Everything in the data should be repeated exactly, save for the images.

○ ○ ○ ○

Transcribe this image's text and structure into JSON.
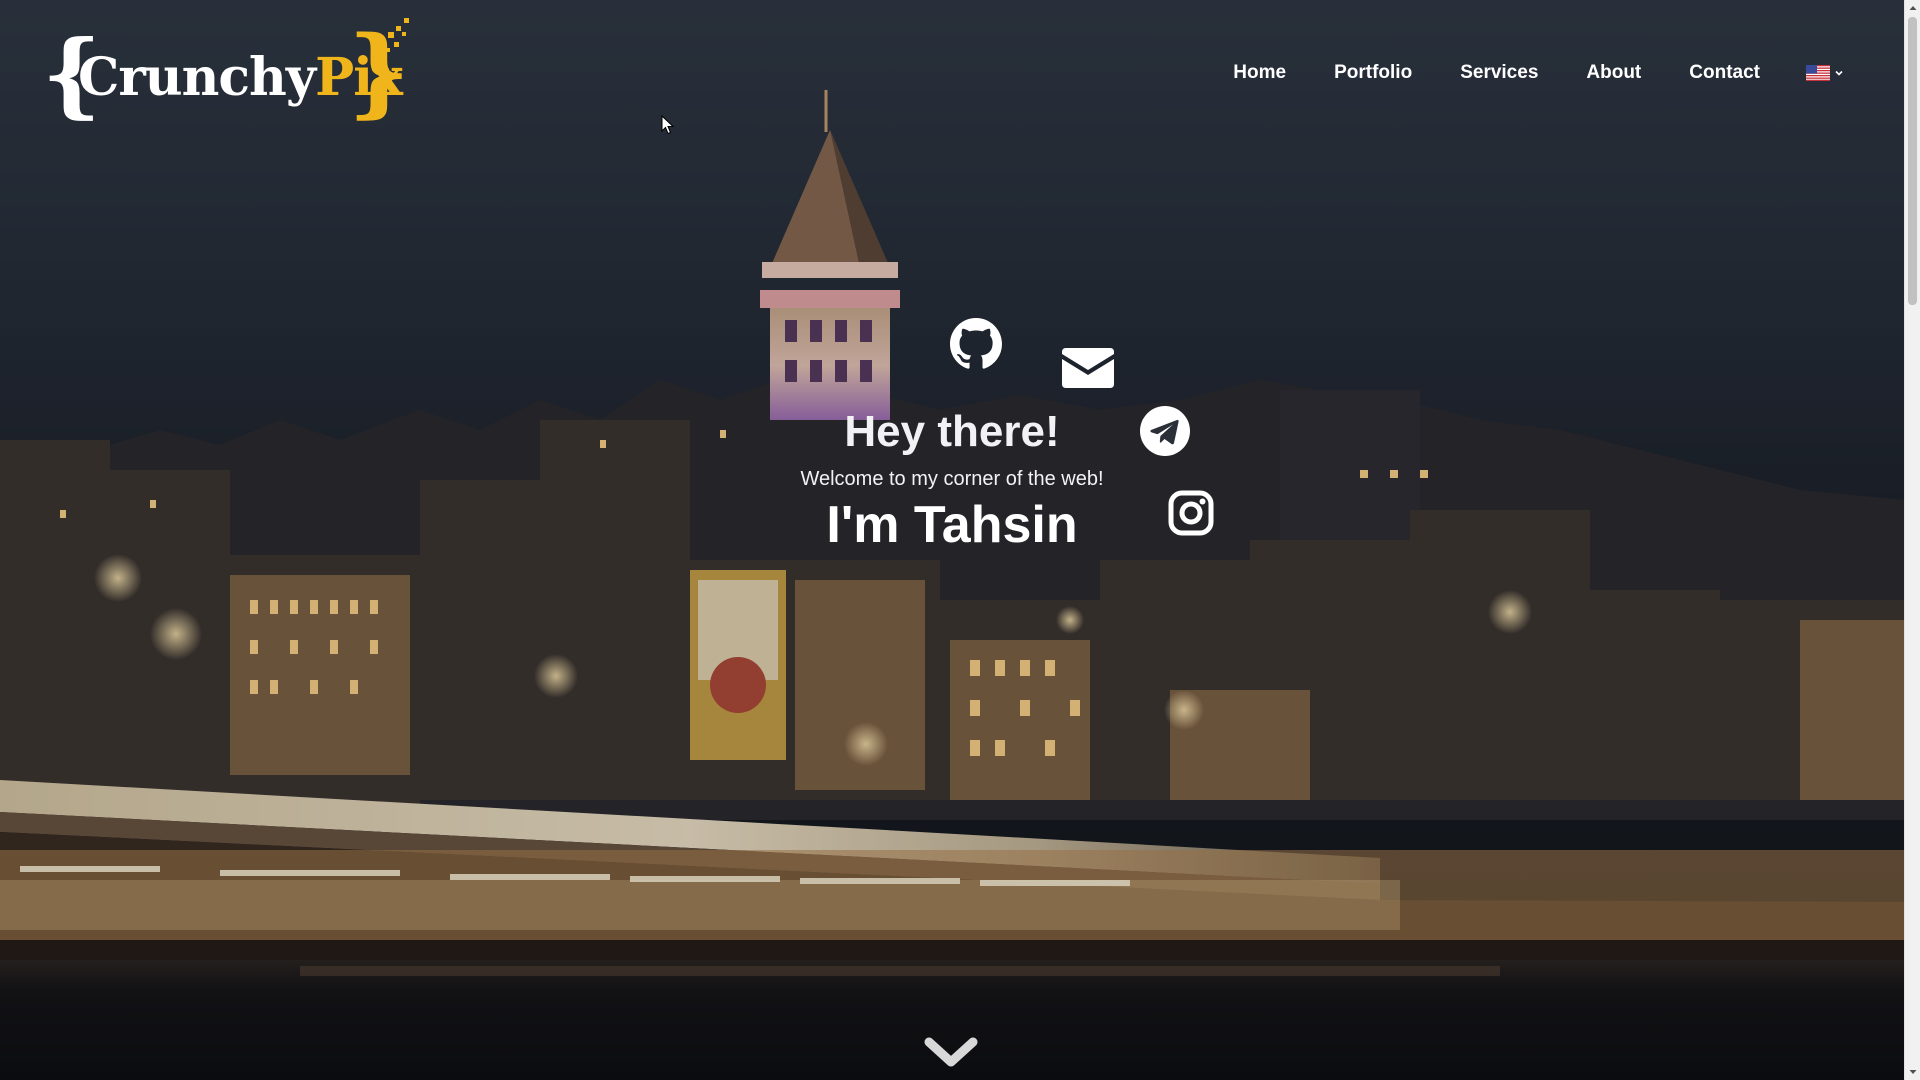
{
  "page": {
    "background_theme": "night city waterfront"
  },
  "header": {
    "logo": {
      "brace_left": "{",
      "word_part1": "Crunchy",
      "word_part2": "Pix",
      "brace_right": "}",
      "accent_color": "#f1b51c"
    },
    "nav": {
      "items": [
        {
          "label": "Home"
        },
        {
          "label": "Portfolio"
        },
        {
          "label": "Services"
        },
        {
          "label": "About"
        },
        {
          "label": "Contact"
        }
      ],
      "language_icon": "us-flag-icon"
    }
  },
  "hero": {
    "greeting": "Hey there!",
    "welcome": "Welcome to my corner of the web!",
    "name": "I'm Tahsin",
    "social_icons": [
      "github-icon",
      "mail-icon",
      "telegram-icon",
      "instagram-icon"
    ],
    "scroll_icon": "chevron-down-icon"
  }
}
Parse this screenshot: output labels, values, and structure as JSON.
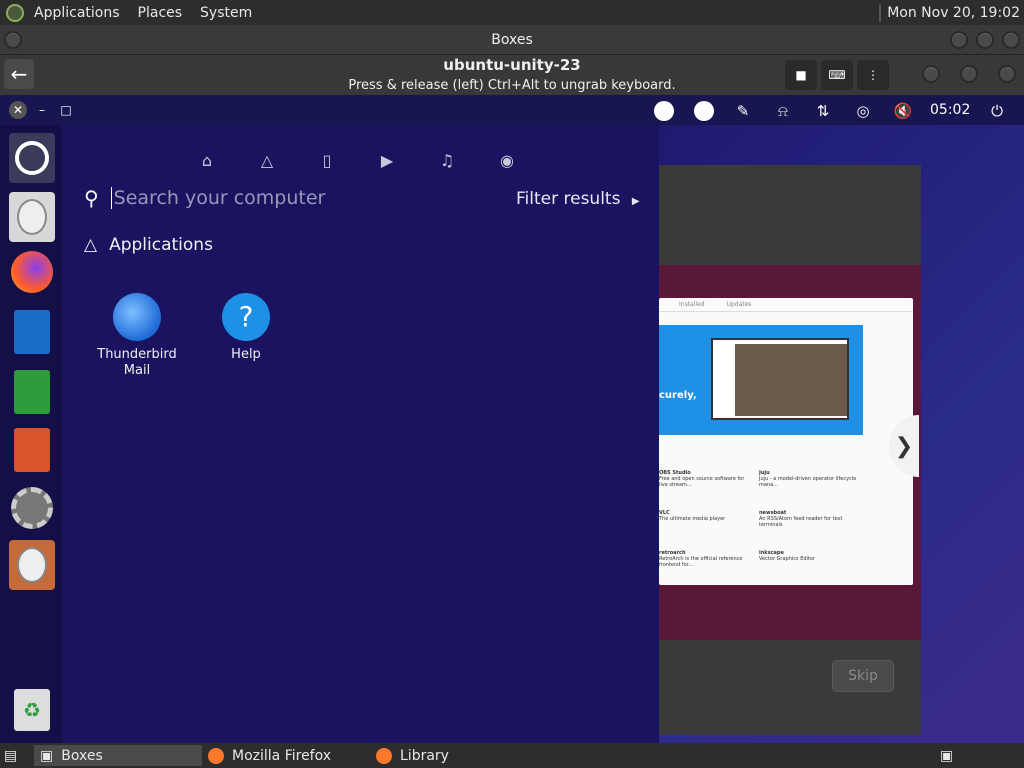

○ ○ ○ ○

> [Solution to this problem]:
Transcribe this image's text and structure into JSON.
{
  "page": {
    "background_theme": "night city waterfront"
  },
  "header": {
    "logo": {
      "brace_left": "{",
      "word_part1": "Crunchy",
      "word_part2": "Pix",
      "brace_right": "}",
      "accent_color": "#f1b51c"
    },
    "nav": {
      "items": [
        {
          "label": "Home"
        },
        {
          "label": "Portfolio"
        },
        {
          "label": "Services"
        },
        {
          "label": "About"
        },
        {
          "label": "Contact"
        }
      ],
      "language_icon": "us-flag-icon"
    }
  },
  "hero": {
    "greeting": "Hey there!",
    "welcome": "Welcome to my corner of the web!",
    "name": "I'm Tahsin",
    "social_icons": [
      "github-icon",
      "mail-icon",
      "telegram-icon",
      "instagram-icon"
    ],
    "scroll_icon": "chevron-down-icon"
  }
}
Parse this screenshot: output labels, values, and structure as JSON.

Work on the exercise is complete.